Every day, we read about alcohol-related problems.
Alcohol abuse is serious and is the root cause of many social problems in the country.
Alcohol abuse leads to a rise in rape, harassment, HIV/AIDS, drug consumption, etc.
Alcohol is also used as a form of bribery.
Total ban on alcohol will not solve anything, let alone reduce the problems because this will encourage more production and consumption of homebrew.
The appropriate step to take is to review legislations regulating brewing, sale, distribution and consumption of alcohol and enforcing these laws.
There is a need to review the laws on alcohol because:
* Many of the Acts relating to alcohol are outdated as they were enacted more than 30 years ago. For instance, Excise (Beer) Act 1952, Liquor (Licensing) Act 1963, Distillation Act 1955 and Liquor Provisions Act 1973;
* Many of the laws and regulations are not effectively enforced by enforcement agencies;
* The penalties on crimes relating to alcohol are not tough enough. As a result, alcohol-related crimes are escalating;
* Production and consumption of alcohol have followed the trend of increased marketing. There will always be supply because of the demand is high. Black markets are rampant both in rural and urban areas.
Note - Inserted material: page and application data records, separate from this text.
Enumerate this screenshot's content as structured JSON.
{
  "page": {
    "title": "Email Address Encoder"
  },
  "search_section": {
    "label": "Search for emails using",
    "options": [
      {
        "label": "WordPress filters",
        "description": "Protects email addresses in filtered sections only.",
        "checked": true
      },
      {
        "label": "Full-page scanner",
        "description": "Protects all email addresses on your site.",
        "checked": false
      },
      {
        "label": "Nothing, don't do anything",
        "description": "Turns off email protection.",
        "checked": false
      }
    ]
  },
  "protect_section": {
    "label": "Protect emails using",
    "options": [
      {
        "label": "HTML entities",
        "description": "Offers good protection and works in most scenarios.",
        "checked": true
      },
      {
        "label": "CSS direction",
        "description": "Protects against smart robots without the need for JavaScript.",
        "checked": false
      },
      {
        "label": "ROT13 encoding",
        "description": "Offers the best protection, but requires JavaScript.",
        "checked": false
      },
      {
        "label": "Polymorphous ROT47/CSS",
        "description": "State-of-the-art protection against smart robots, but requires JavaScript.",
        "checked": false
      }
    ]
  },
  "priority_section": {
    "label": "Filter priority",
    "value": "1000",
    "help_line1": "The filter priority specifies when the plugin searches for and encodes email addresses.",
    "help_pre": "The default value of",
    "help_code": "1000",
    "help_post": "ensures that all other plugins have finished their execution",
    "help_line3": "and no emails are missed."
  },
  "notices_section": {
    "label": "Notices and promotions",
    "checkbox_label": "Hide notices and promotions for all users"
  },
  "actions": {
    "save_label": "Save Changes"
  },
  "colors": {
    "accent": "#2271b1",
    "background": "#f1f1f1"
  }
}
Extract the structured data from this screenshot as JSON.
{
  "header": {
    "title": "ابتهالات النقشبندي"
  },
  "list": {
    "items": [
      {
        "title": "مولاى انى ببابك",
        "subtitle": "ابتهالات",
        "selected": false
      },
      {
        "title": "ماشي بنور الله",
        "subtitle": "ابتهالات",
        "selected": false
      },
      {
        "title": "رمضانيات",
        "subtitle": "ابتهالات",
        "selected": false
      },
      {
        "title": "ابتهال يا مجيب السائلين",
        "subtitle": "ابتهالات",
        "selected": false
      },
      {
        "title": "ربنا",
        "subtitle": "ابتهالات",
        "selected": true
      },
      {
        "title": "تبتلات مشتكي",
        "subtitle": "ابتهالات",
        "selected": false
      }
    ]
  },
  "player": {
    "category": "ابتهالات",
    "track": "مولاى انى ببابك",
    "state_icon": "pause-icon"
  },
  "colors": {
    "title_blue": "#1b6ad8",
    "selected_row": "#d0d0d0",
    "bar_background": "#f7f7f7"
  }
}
They have become a sore eye in settlements and anyone, including children, with money can buy alcohol.; and
* Education and awareness on the laws, penalties, dangers, causes and effects of alcohol is lacking and must be made known to the public through the media, role plays, and schools because the young population is vulnerable to influence and peer pressure.
The control of supply starts from our homes and simple measures like the following must be encourage:
* Talk to your family, especially children, about dangers of consuming alcohol;
* Do not send children to buy alcohol;
* Do not buy liquor from illegally outlets or black markets; and
* Report instances of abuse of alcohol to the law authorities, for example, disturbance, fights, harassment and so on.